Conservative Simmonds handed in his resignation letter last Monday. A Downing Street spokesperson said: “There was a delay in the announcement because he wanted an opportunity to chair the UN Security Council and finish his work there.” Downing Street also said that his resignation is unrelated to the departure of Baroness Warsi over the UK’s handling of the Gaza crisis.
Mark Simmonds resigns as Africa minister - 2nd FCO min to go in a week. No10 says resignation unrelated to Warsi pic.twitter.com/thPzBqjJ7Z
— Nicholas Watt (@nicholaswatt) August 11, 2014
Simmonds and Prime Minister David Cameron agreed on his resignation weeks ago.
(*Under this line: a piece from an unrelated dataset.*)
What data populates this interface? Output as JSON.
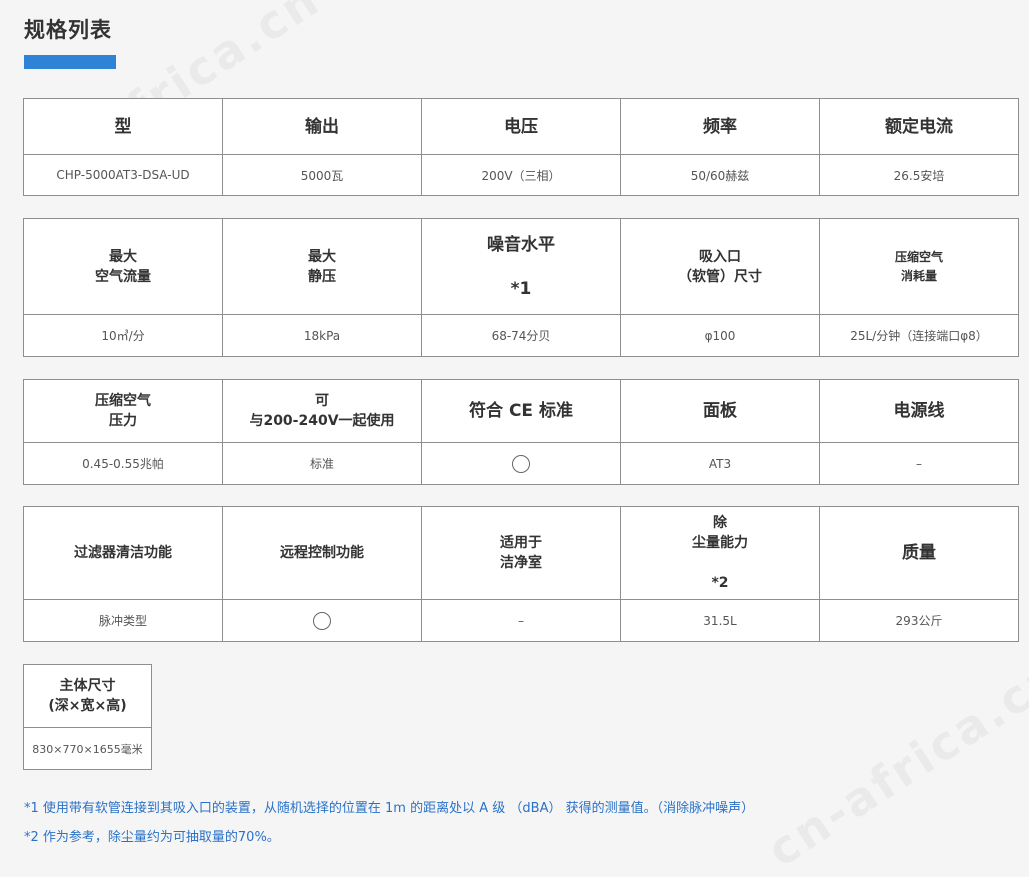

In his response letter, Cameron said that he knows this is a decision Simmonds has “given a huge amount of thought to over recent months.” He added: “I am grateful for your continuing your Ministerial role this extra time since our conversation, so that you could chair the UN Security Council this week on behalf of the UK Government.”
In his letter, Cameron praises him as a loyal colleague and “good friend,” who has “worked diligently building relationships and advancing Britain’s interests across the continent, including with some of the most important growing powers in the region, like Nigeria.” He also referred to Simmonds’s work during the crisis in Mali, the Westgate mall attack and the abduction of the Chibok girls by Boko Haram.
Simmonds will also step down as MP for Boston and Skegness at next year's general election.
A spokesperson for Simmonds said he was resigning “for personal reasons, because of his family.” Simmonds is married and has 3 children.
He is replaced by James Duddridge.
Meanwhile, Britain's first female Muslim cabinet minister Baroness Warsi said that the "electoral reality" is that the Conservatives won’t win a majority at the next election unless the party starts attracting more ethnic minority voters.
In her first newspaper interview since resigning last week over the Government's "morally indefensible" policy on Gaza, she said the Tories around David Cameron have dismissed her for years as "a brown, working-class woman not good enough" to serve in government.